**THE RECORDS**:
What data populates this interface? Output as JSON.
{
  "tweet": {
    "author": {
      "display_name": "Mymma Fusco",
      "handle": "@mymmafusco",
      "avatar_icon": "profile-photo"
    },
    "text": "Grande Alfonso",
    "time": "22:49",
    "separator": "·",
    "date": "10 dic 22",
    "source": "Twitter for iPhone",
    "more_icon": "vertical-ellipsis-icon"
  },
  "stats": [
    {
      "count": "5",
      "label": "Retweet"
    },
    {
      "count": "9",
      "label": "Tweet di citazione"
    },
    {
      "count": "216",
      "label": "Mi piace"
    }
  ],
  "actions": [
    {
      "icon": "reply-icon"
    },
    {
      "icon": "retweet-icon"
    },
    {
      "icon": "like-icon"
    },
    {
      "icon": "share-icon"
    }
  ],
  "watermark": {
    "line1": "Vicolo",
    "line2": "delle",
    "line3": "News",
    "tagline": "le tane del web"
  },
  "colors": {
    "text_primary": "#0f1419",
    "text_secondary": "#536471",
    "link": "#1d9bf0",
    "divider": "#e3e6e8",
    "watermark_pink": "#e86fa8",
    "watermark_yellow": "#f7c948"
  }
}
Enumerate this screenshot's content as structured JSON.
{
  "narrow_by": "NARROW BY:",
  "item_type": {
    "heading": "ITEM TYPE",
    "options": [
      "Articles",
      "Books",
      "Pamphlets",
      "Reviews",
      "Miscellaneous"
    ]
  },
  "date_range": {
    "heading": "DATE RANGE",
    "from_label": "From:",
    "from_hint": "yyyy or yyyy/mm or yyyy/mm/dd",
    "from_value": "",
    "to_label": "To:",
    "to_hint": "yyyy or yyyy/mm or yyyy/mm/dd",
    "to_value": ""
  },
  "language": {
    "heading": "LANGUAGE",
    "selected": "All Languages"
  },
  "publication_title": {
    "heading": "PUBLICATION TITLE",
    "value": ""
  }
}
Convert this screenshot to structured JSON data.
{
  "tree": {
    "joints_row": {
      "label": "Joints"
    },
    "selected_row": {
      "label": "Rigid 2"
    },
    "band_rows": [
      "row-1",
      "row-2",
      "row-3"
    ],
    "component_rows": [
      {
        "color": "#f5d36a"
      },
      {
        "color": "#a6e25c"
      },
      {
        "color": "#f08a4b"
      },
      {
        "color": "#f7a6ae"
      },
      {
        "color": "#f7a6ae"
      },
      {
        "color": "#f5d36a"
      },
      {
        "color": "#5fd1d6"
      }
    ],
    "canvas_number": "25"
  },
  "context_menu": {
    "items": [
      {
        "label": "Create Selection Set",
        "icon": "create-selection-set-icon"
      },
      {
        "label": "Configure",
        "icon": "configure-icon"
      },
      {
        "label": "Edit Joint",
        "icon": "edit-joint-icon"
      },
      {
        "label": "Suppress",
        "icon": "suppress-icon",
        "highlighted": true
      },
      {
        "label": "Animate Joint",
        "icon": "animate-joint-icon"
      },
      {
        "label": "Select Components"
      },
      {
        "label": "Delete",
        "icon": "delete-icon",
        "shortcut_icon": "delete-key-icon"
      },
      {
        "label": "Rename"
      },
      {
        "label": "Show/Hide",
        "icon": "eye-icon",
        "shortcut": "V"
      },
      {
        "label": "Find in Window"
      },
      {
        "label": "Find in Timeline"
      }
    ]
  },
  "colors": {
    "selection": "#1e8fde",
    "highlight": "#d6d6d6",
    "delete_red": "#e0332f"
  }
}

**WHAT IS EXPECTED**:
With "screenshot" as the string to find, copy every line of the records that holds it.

**REPLY**:
Enumerate this screenshot's content as structured JSON.
Convert this screenshot to structured JSON data.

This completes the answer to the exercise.